YOUR INSTRUCTIONS >>
Could you return all of the entries word for word, minus any pictures?

═══

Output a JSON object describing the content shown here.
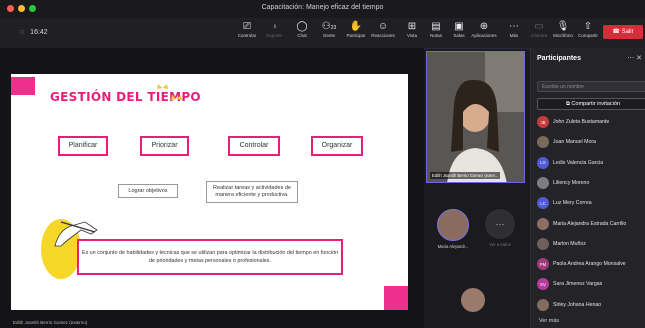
{
  "window": {
    "title": "Capacitación: Manejo eficaz del tiempo",
    "dot_colors": [
      "#ff5f57",
      "#febc2e",
      "#28c840"
    ]
  },
  "toolbar": {
    "timer": "16:42",
    "buttons": [
      {
        "label": "Controlar",
        "icon": "screen-control-icon",
        "glyph": "⎚",
        "dim": false
      },
      {
        "label": "Soporte",
        "icon": "support-icon",
        "glyph": "◑",
        "dim": true
      },
      {
        "label": "Chat",
        "icon": "chat-icon",
        "glyph": "◯",
        "dim": false
      },
      {
        "label": "Gente",
        "icon": "people-icon",
        "glyph": "⚇",
        "dim": false,
        "count": "23"
      },
      {
        "label": "Participar",
        "icon": "raise-hand-icon",
        "glyph": "✋",
        "dim": false
      },
      {
        "label": "Reacciones",
        "icon": "reactions-icon",
        "glyph": "☺",
        "dim": false
      },
      {
        "label": "Vista",
        "icon": "view-icon",
        "glyph": "⊞",
        "dim": false
      },
      {
        "label": "Notas",
        "icon": "notes-icon",
        "glyph": "▤",
        "dim": false
      },
      {
        "label": "Salas",
        "icon": "rooms-icon",
        "glyph": "▣",
        "dim": false
      },
      {
        "label": "Aplicaciones",
        "icon": "apps-icon",
        "glyph": "⊕",
        "dim": false
      },
      {
        "label": "Más",
        "icon": "more-icon",
        "glyph": "⋯",
        "dim": false
      },
      {
        "label": "Cámara",
        "icon": "camera-off-icon",
        "glyph": "▭",
        "dim": true
      },
      {
        "label": "Micrófono",
        "icon": "mic-off-icon",
        "glyph": "🎙",
        "dim": false
      },
      {
        "label": "Compartir",
        "icon": "share-icon",
        "glyph": "⇧",
        "dim": false
      }
    ],
    "leave_label": "Salir"
  },
  "slide": {
    "title": "GESTIÓN DEL TIEMPO",
    "boxes": [
      "Planificar",
      "Priorizar",
      "Controlar",
      "Organizar"
    ],
    "goal": "Lograr objetivos",
    "task": "Realizar tareas y actividades de manera eficiente y productiva.",
    "definition": "Es un conjunto de habilidades y técnicas que se utilizan para optimizar la distribución del tiempo en función de prioridades y metas personales o profesionales.",
    "accent_color": "#e91e7a"
  },
  "stage": {
    "speaker_label": "Edith Joanith Berrio Gomez (externo)"
  },
  "video": {
    "name": "Edith Joanith Berrio Gomez (exter..."
  },
  "tiles": [
    {
      "name": "Maria Alejandr..."
    },
    {
      "name": "Ver a todos"
    }
  ],
  "participants": {
    "title": "Participantes",
    "search_placeholder": "Escribe un nombre",
    "share_invite": "Compartir invitación",
    "items": [
      {
        "name": "John Zuleta Bustamante",
        "initials": "JB",
        "color": "#c43c3c"
      },
      {
        "name": "Juan Manuel Mora",
        "initials": "",
        "color": "#7a6a5a"
      },
      {
        "name": "Ledis Valencia Garcia",
        "initials": "LG",
        "color": "#4f5bd5"
      },
      {
        "name": "Liliency Moreno",
        "initials": "",
        "color": "#7d7d86"
      },
      {
        "name": "Luz Mery Correa",
        "initials": "LC",
        "color": "#4f5bd5"
      },
      {
        "name": "Maria Alejandra Estrada Carrillo",
        "initials": "",
        "color": "#8c6f64"
      },
      {
        "name": "Marlon Muñoz",
        "initials": "",
        "color": "#6f5e59"
      },
      {
        "name": "Paola Andrea Arango Monsalve",
        "initials": "PM",
        "color": "#a13c7d"
      },
      {
        "name": "Sara Jimenez Vargas",
        "initials": "SV",
        "color": "#b63ba0"
      },
      {
        "name": "Sirley Johana Henao",
        "initials": "",
        "color": "#806c60"
      }
    ],
    "more": "Ver más"
  }
}
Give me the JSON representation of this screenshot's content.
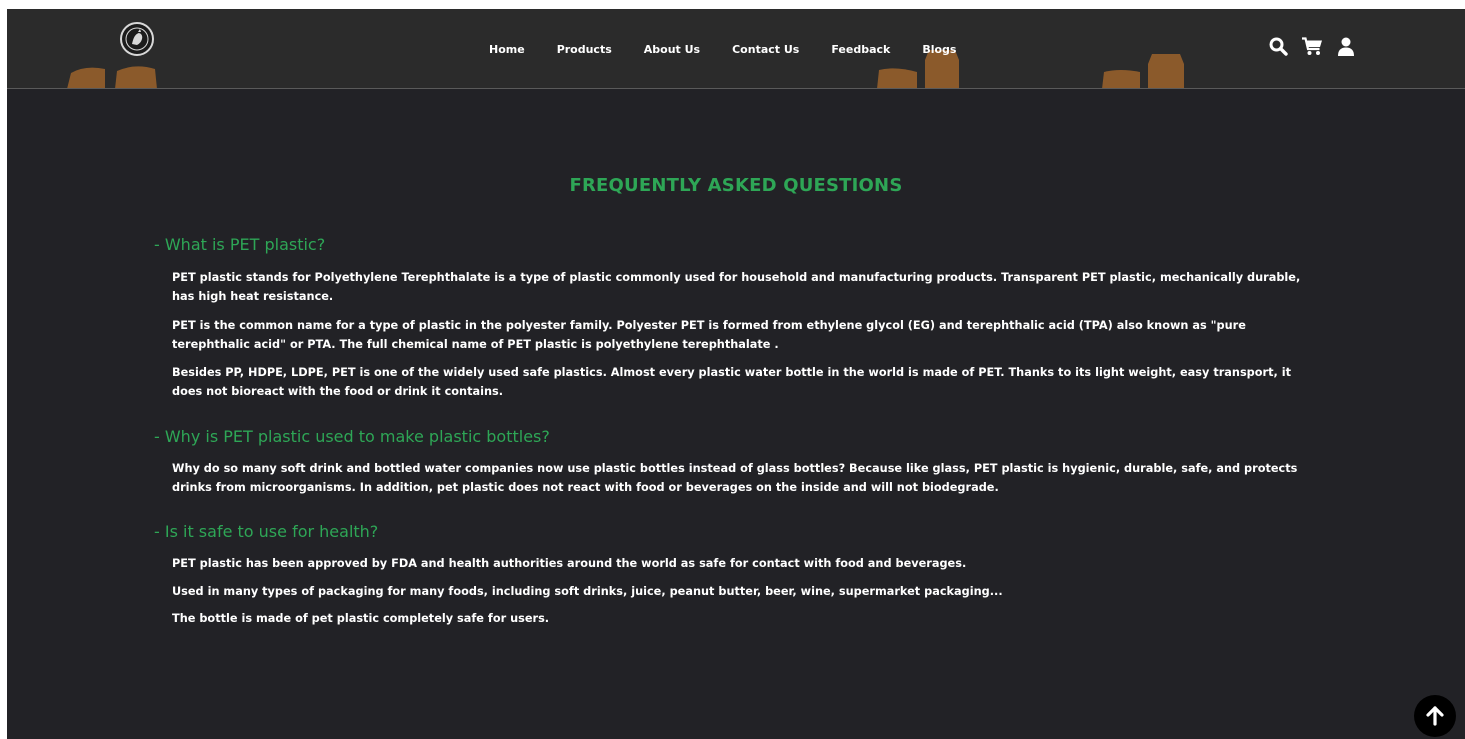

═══

FINAL ANSWER >>
Output a JSON object describing the content shown here.
{
  "window": {
    "title": "Capacitación: Manejo eficaz del tiempo",
    "dot_colors": [
      "#ff5f57",
      "#febc2e",
      "#28c840"
    ]
  },
  "toolbar": {
    "timer": "16:42",
    "buttons": [
      {
        "label": "Controlar",
        "icon": "screen-control-icon",
        "glyph": "⎚",
        "dim": false
      },
      {
        "label": "Soporte",
        "icon": "support-icon",
        "glyph": "◑",
        "dim": true
      },
      {
        "label": "Chat",
        "icon": "chat-icon",
        "glyph": "◯",
        "dim": false
      },
      {
        "label": "Gente",
        "icon": "people-icon",
        "glyph": "⚇",
        "dim": false,
        "count": "23"
      },
      {
        "label": "Participar",
        "icon": "raise-hand-icon",
        "glyph": "✋",
        "dim": false
      },
      {
        "label": "Reacciones",
        "icon": "reactions-icon",
        "glyph": "☺",
        "dim": false
      },
      {
        "label": "Vista",
        "icon": "view-icon",
        "glyph": "⊞",
        "dim": false
      },
      {
        "label": "Notas",
        "icon": "notes-icon",
        "glyph": "▤",
        "dim": false
      },
      {
        "label": "Salas",
        "icon": "rooms-icon",
        "glyph": "▣",
        "dim": false
      },
      {
        "label": "Aplicaciones",
        "icon": "apps-icon",
        "glyph": "⊕",
        "dim": false
      },
      {
        "label": "Más",
        "icon": "more-icon",
        "glyph": "⋯",
        "dim": false
      },
      {
        "label": "Cámara",
        "icon": "camera-off-icon",
        "glyph": "▭",
        "dim": true
      },
      {
        "label": "Micrófono",
        "icon": "mic-off-icon",
        "glyph": "🎙",
        "dim": false
      },
      {
        "label": "Compartir",
        "icon": "share-icon",
        "glyph": "⇧",
        "dim": false
      }
    ],
    "leave_label": "Salir"
  },
  "slide": {
    "title": "GESTIÓN DEL TIEMPO",
    "boxes": [
      "Planificar",
      "Priorizar",
      "Controlar",
      "Organizar"
    ],
    "goal": "Lograr objetivos",
    "task": "Realizar tareas y actividades de manera eficiente y productiva.",
    "definition": "Es un conjunto de habilidades y técnicas que se utilizan para optimizar la distribución del tiempo en función de prioridades y metas personales o profesionales.",
    "accent_color": "#e91e7a"
  },
  "stage": {
    "speaker_label": "Edith Joanith Berrio Gomez (externo)"
  },
  "video": {
    "name": "Edith Joanith Berrio Gomez (exter..."
  },
  "tiles": [
    {
      "name": "Maria Alejandr..."
    },
    {
      "name": "Ver a todos"
    }
  ],
  "participants": {
    "title": "Participantes",
    "search_placeholder": "Escribe un nombre",
    "share_invite": "Compartir invitación",
    "items": [
      {
        "name": "John Zuleta Bustamante",
        "initials": "JB",
        "color": "#c43c3c"
      },
      {
        "name": "Juan Manuel Mora",
        "initials": "",
        "color": "#7a6a5a"
      },
      {
        "name": "Ledis Valencia Garcia",
        "initials": "LG",
        "color": "#4f5bd5"
      },
      {
        "name": "Liliency Moreno",
        "initials": "",
        "color": "#7d7d86"
      },
      {
        "name": "Luz Mery Correa",
        "initials": "LC",
        "color": "#4f5bd5"
      },
      {
        "name": "Maria Alejandra Estrada Carrillo",
        "initials": "",
        "color": "#8c6f64"
      },
      {
        "name": "Marlon Muñoz",
        "initials": "",
        "color": "#6f5e59"
      },
      {
        "name": "Paola Andrea Arango Monsalve",
        "initials": "PM",
        "color": "#a13c7d"
      },
      {
        "name": "Sara Jimenez Vargas",
        "initials": "SV",
        "color": "#b63ba0"
      },
      {
        "name": "Sirley Johana Henao",
        "initials": "",
        "color": "#806c60"
      }
    ],
    "more": "Ver más"
  }
}
Give me the JSON representation of this screenshot's content.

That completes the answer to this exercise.